Wednesday, August 5, 2009

Chicago Global Donors Network Profile

The Chicago Global Donors Network, an organization founded with a mission to increase knowledge about and resources directed toward international philanthropy and to deepen its impact, has highlighted Project FOCUS in a Donor Profile.

"Our vision is to build an ever-expanding, vibrant network of institutions and individuals who believe that an inter-connected, equitable world is in the best interest of all humankind. Towards that end, CGDN seeks to create a community of giving that builds upon the knowledge and resources of donors who are young and old, beginning and experienced, rich or poor, US- or foreign born alike. Our common purpose is to work together to build a culture of giving in order to improve the quality and condition of human life."

We are happy to be a part of that community!

Tuesday, August 4, 2009
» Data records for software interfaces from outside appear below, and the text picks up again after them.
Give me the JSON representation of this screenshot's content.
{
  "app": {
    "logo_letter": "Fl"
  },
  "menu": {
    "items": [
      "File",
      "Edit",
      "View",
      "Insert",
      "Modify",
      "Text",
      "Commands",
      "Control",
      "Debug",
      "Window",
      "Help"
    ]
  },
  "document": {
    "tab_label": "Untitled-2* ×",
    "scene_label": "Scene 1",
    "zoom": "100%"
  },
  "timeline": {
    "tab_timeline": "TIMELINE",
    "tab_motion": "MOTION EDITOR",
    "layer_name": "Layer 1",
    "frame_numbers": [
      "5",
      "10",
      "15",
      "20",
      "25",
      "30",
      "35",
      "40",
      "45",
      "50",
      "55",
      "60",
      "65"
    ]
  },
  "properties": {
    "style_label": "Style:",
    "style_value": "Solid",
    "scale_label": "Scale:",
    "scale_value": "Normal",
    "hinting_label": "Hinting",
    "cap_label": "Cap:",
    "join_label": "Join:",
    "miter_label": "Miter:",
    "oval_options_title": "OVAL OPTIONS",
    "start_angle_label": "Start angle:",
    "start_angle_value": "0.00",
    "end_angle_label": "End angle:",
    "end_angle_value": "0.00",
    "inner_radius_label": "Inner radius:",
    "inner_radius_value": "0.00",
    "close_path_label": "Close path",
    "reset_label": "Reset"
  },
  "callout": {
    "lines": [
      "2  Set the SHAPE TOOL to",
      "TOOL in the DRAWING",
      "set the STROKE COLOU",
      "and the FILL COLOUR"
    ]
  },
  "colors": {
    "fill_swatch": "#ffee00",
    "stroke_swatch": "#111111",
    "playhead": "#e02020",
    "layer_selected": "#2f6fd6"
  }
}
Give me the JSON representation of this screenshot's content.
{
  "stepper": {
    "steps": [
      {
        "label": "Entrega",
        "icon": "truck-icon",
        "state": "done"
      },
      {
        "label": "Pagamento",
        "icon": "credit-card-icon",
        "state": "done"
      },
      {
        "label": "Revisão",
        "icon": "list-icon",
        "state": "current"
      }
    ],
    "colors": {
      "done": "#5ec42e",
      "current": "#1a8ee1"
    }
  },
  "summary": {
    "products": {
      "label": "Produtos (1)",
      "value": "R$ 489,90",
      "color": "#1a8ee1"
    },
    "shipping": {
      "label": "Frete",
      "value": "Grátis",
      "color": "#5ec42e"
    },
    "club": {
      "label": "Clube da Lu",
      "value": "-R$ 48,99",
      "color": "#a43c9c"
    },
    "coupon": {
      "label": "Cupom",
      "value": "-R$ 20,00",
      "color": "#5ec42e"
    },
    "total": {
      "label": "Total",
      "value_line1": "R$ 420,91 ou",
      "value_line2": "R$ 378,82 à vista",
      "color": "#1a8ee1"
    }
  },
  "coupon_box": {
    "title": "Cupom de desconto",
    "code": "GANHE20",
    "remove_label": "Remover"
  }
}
Reflections by Rhea

In three words, Project FOCUS’ mission is to Educate, Inspire, and Empower. But when I sit back, exhale, and really think about our organization, one word stands out the most: Community.

That is what drew me to Project FOCUS, it is what keeps me inspired, and it is what makes me proud to be part of this group of people.

Everything that we do is with communities, not for communities. Everything we do is with the intention of empowering people to create their own change, both in the United States and in Uganda. We work to build sustainable relationships that lead to sustainable projects.

Too often communities are lost within the grand scheme of international development. Organizations forget that the people who are the most capable of developing long term, sustainable solutions are the people who actually live in the communities themselves. They forget that U.S. solutions cannot be applied to Ugandan problems. They forget that endless grant money, a bottomless pit of inspired volunteers, and even the best intentions are pointless without community involvement.

We are different, and that is what I love about Project FOCUS; our relationship building, meaningful conversations, honest friendships, community partnerships, equal collaboration, and long term solutions.

Project FOCUS is not always the most efficient organization. We do not have the most experience, and we certainly do not have the most funding.

But what inspires me about this group is the process we choose to follow. The intentional, well thought out, endlessly discussed decisions that are always made with the Ugandan community at the forefront of our minds.

What inspires me is the people within the communities that we support and are supported by. Inspired, visionary individuals throughout two countries who are actively looking for ways to shape their lives, to come together and change systems bigger than themselves. To change mentalities; to impact their communities; to create their futures.